> **Work instruction**: Search the records below for the word "icon". Pull out each line that has it.

> **Records shown**:
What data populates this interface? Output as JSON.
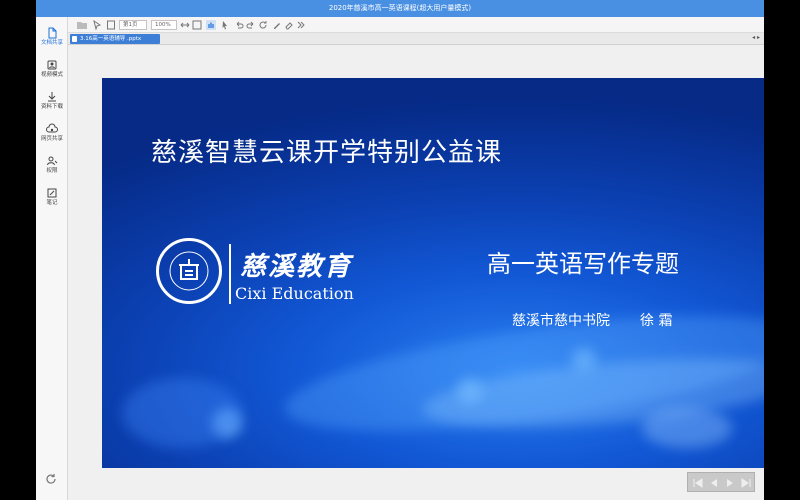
{
  "window": {
    "title": "2020年慈溪市高一英语课程(超大用户量模式)"
  },
  "sidebar": {
    "items": [
      {
        "label": "文档共享",
        "icon": "document-icon",
        "active": true
      },
      {
        "label": "视频模式",
        "icon": "video-mode-icon",
        "active": false
      },
      {
        "label": "资料下载",
        "icon": "download-icon",
        "active": false
      },
      {
        "label": "网页共享",
        "icon": "web-share-icon",
        "active": false
      },
      {
        "label": "权限",
        "icon": "permission-icon",
        "active": false
      },
      {
        "label": "笔记",
        "icon": "note-icon",
        "active": false
      }
    ],
    "refresh_icon": "refresh-icon"
  },
  "toolbar": {
    "page_select": "第1页",
    "zoom_select": "100%"
  },
  "tabs": {
    "active_tab": "3.16高一英语辅导 .pptx",
    "nav_arrows": "◂ ▸"
  },
  "slide": {
    "title": "慈溪智慧云课开学特别公益课",
    "logo_cn": "慈溪教育",
    "logo_en": "Cixi Education",
    "logo_ring_text": "CIXI EDUCATION",
    "logo_bottom_text": "慈溪教育",
    "subtitle": "高一英语写作专题",
    "school": "慈溪市慈中书院",
    "teacher": "徐 霜"
  },
  "colors": {
    "titlebar": "#4a90e2",
    "accent": "#1e6fd9",
    "slide_dark": "#062a86",
    "slide_light": "#2a7ff0"
  }
}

> **Written solution**:
        "icon": "document-icon",
        "icon": "video-mode-icon",
        "icon": "download-icon",
        "icon": "web-share-icon",
        "icon": "permission-icon",
        "icon": "note-icon",
    "refresh_icon": "refresh-icon"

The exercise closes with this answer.